Today is a day to celebrate folks, because today is GIS Day.  As a GIS (geographic information systems) specialist, this day undoubtedly excites me more than it does most people.  But, it is my hope that through my new monthly blog series, Visual Insight, you all will come to love and appreciate this day too.

Some of you may be wondering what GIS is.  I could go on for days about the intricacies of GIS but for now let’s say GIS is a system that lets users analyze and display spatial data (which is a fancy term for information associated with a specific place).  What’s great about GIS is that it is a powerful tool for both analysis and visualization.  Because the information being analyzed in GIS is always associated with a specific location, the critical visualization output you get is a map.

At PAI, I use GIS to identify population and climate change “hotspots” and to create visualizations for our reports, briefs and user guides.

In honor of GIS Day, let’s see just how powerful maps can be.  A DC nonprofit organization called A Wider Circle has a program called “Neighbor-to-Neighbor.”  This program allows area residents to donate furniture and household items to their neighbors living without these basic elements.  According to the data, A Wider Circle’s Neighbor-to-Neighbor program delivered 21,893 items to 2,723 households in 2010.  What do these numbers tell us?  Well, on the surface, the story is a straightforward one: A Wider Circle helped supply 2,723 households in need with basic items for their homes.  But, what can we learn if those households and their donors are put on a map?


Click anywhere on the above image to explore the interactive map.

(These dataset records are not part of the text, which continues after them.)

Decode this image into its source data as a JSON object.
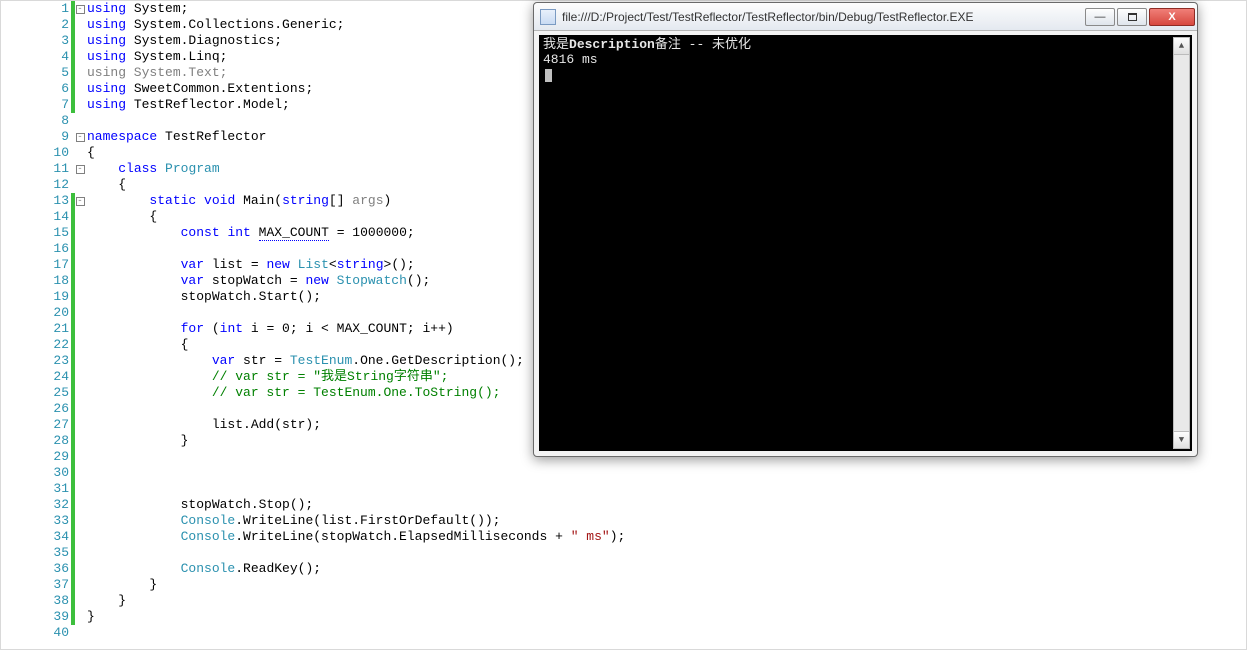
{
  "editor": {
    "lines": [
      {
        "n": 1,
        "mod": "green",
        "fold": "box-minus",
        "tokens": [
          [
            "kw",
            "using"
          ],
          [
            "txt",
            " System;"
          ]
        ]
      },
      {
        "n": 2,
        "mod": "green",
        "tokens": [
          [
            "kw",
            "using"
          ],
          [
            "txt",
            " System.Collections.Generic;"
          ]
        ]
      },
      {
        "n": 3,
        "mod": "green",
        "tokens": [
          [
            "kw",
            "using"
          ],
          [
            "txt",
            " System.Diagnostics;"
          ]
        ]
      },
      {
        "n": 4,
        "mod": "green",
        "tokens": [
          [
            "kw",
            "using"
          ],
          [
            "txt",
            " System.Linq;"
          ]
        ]
      },
      {
        "n": 5,
        "mod": "green",
        "tokens": [
          [
            "dim",
            "using System.Text;"
          ]
        ]
      },
      {
        "n": 6,
        "mod": "green",
        "tokens": [
          [
            "kw",
            "using"
          ],
          [
            "txt",
            " SweetCommon.Extentions;"
          ]
        ]
      },
      {
        "n": 7,
        "mod": "green",
        "tokens": [
          [
            "kw",
            "using"
          ],
          [
            "txt",
            " TestReflector.Model;"
          ]
        ]
      },
      {
        "n": 8,
        "tokens": []
      },
      {
        "n": 9,
        "fold": "box-minus",
        "tokens": [
          [
            "kw",
            "namespace"
          ],
          [
            "txt",
            " TestReflector"
          ]
        ]
      },
      {
        "n": 10,
        "tokens": [
          [
            "txt",
            "{"
          ]
        ]
      },
      {
        "n": 11,
        "fold": "box-minus",
        "tokens": [
          [
            "txt",
            "    "
          ],
          [
            "kw",
            "class"
          ],
          [
            "txt",
            " "
          ],
          [
            "typ",
            "Program"
          ]
        ]
      },
      {
        "n": 12,
        "tokens": [
          [
            "txt",
            "    {"
          ]
        ]
      },
      {
        "n": 13,
        "mod": "green",
        "fold": "box-minus",
        "tokens": [
          [
            "txt",
            "        "
          ],
          [
            "kw",
            "static"
          ],
          [
            "txt",
            " "
          ],
          [
            "kw",
            "void"
          ],
          [
            "txt",
            " Main("
          ],
          [
            "kw",
            "string"
          ],
          [
            "txt",
            "[] "
          ],
          [
            "dim",
            "args"
          ],
          [
            "txt",
            ")"
          ]
        ]
      },
      {
        "n": 14,
        "mod": "green",
        "tokens": [
          [
            "txt",
            "        {"
          ]
        ]
      },
      {
        "n": 15,
        "mod": "green",
        "tokens": [
          [
            "txt",
            "            "
          ],
          [
            "kw",
            "const"
          ],
          [
            "txt",
            " "
          ],
          [
            "kw",
            "int"
          ],
          [
            "txt",
            " "
          ],
          [
            "txt",
            "MAX_COUNT",
            "underline"
          ],
          [
            "txt",
            " = 1000000;"
          ]
        ]
      },
      {
        "n": 16,
        "mod": "green",
        "tokens": []
      },
      {
        "n": 17,
        "mod": "green",
        "tokens": [
          [
            "txt",
            "            "
          ],
          [
            "kw",
            "var"
          ],
          [
            "txt",
            " list = "
          ],
          [
            "kw",
            "new"
          ],
          [
            "txt",
            " "
          ],
          [
            "typ",
            "List"
          ],
          [
            "txt",
            "<"
          ],
          [
            "kw",
            "string"
          ],
          [
            "txt",
            ">();"
          ]
        ]
      },
      {
        "n": 18,
        "mod": "green",
        "tokens": [
          [
            "txt",
            "            "
          ],
          [
            "kw",
            "var"
          ],
          [
            "txt",
            " stopWatch = "
          ],
          [
            "kw",
            "new"
          ],
          [
            "txt",
            " "
          ],
          [
            "typ",
            "Stopwatch"
          ],
          [
            "txt",
            "();"
          ]
        ]
      },
      {
        "n": 19,
        "mod": "green",
        "tokens": [
          [
            "txt",
            "            stopWatch.Start();"
          ]
        ]
      },
      {
        "n": 20,
        "mod": "green",
        "tokens": []
      },
      {
        "n": 21,
        "mod": "green",
        "tokens": [
          [
            "txt",
            "            "
          ],
          [
            "kw",
            "for"
          ],
          [
            "txt",
            " ("
          ],
          [
            "kw",
            "int"
          ],
          [
            "txt",
            " i = 0; i < MAX_COUNT; i++)"
          ]
        ]
      },
      {
        "n": 22,
        "mod": "green",
        "tokens": [
          [
            "txt",
            "            {"
          ]
        ]
      },
      {
        "n": 23,
        "mod": "green",
        "tokens": [
          [
            "txt",
            "                "
          ],
          [
            "kw",
            "var"
          ],
          [
            "txt",
            " str = "
          ],
          [
            "typ",
            "TestEnum"
          ],
          [
            "txt",
            ".One.GetDescription();"
          ]
        ]
      },
      {
        "n": 24,
        "mod": "green",
        "tokens": [
          [
            "txt",
            "                "
          ],
          [
            "com",
            "// var str = \"我是String字符串\";"
          ]
        ]
      },
      {
        "n": 25,
        "mod": "green",
        "tokens": [
          [
            "txt",
            "                "
          ],
          [
            "com",
            "// var str = TestEnum.One.ToString();"
          ]
        ]
      },
      {
        "n": 26,
        "mod": "green",
        "tokens": []
      },
      {
        "n": 27,
        "mod": "green",
        "tokens": [
          [
            "txt",
            "                list.Add(str);"
          ]
        ]
      },
      {
        "n": 28,
        "mod": "green",
        "tokens": [
          [
            "txt",
            "            }"
          ]
        ]
      },
      {
        "n": 29,
        "mod": "green",
        "tokens": []
      },
      {
        "n": 30,
        "mod": "green",
        "tokens": []
      },
      {
        "n": 31,
        "mod": "green",
        "tokens": []
      },
      {
        "n": 32,
        "mod": "green",
        "tokens": [
          [
            "txt",
            "            stopWatch.Stop();"
          ]
        ]
      },
      {
        "n": 33,
        "mod": "green",
        "tokens": [
          [
            "txt",
            "            "
          ],
          [
            "typ",
            "Console"
          ],
          [
            "txt",
            ".WriteLine(list.FirstOrDefault());"
          ]
        ]
      },
      {
        "n": 34,
        "mod": "green",
        "tokens": [
          [
            "txt",
            "            "
          ],
          [
            "typ",
            "Console"
          ],
          [
            "txt",
            ".WriteLine(stopWatch.ElapsedMilliseconds + "
          ],
          [
            "str",
            "\" ms\""
          ],
          [
            "txt",
            ");"
          ]
        ]
      },
      {
        "n": 35,
        "mod": "green",
        "tokens": []
      },
      {
        "n": 36,
        "mod": "green",
        "tokens": [
          [
            "txt",
            "            "
          ],
          [
            "typ",
            "Console"
          ],
          [
            "txt",
            ".ReadKey();"
          ]
        ]
      },
      {
        "n": 37,
        "mod": "green",
        "tokens": [
          [
            "txt",
            "        }"
          ]
        ]
      },
      {
        "n": 38,
        "mod": "green",
        "tokens": [
          [
            "txt",
            "    }"
          ]
        ]
      },
      {
        "n": 39,
        "mod": "green",
        "tokens": [
          [
            "txt",
            "}"
          ]
        ]
      },
      {
        "n": 40,
        "tokens": []
      }
    ]
  },
  "console": {
    "title": "file:///D:/Project/Test/TestReflector/TestReflector/bin/Debug/TestReflector.EXE",
    "output": {
      "line1_prefix": "我是",
      "line1_bold": "Description",
      "line1_suffix": "备注 -- 未优化",
      "line2": "4816 ms"
    },
    "buttons": {
      "min": "—",
      "close": "X"
    }
  }
}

The map just put those 2,723 households in context and showed us a story we would have never uncovered from numbers alone.  When shown visually, we gain insight about the underlying population A Wider Circle serves and interacts with.  You can see the clear, discernible difference in the geographic locations of donors versus recipients.  We geographers call this a “spatial pattern.”  Happy GIS Day!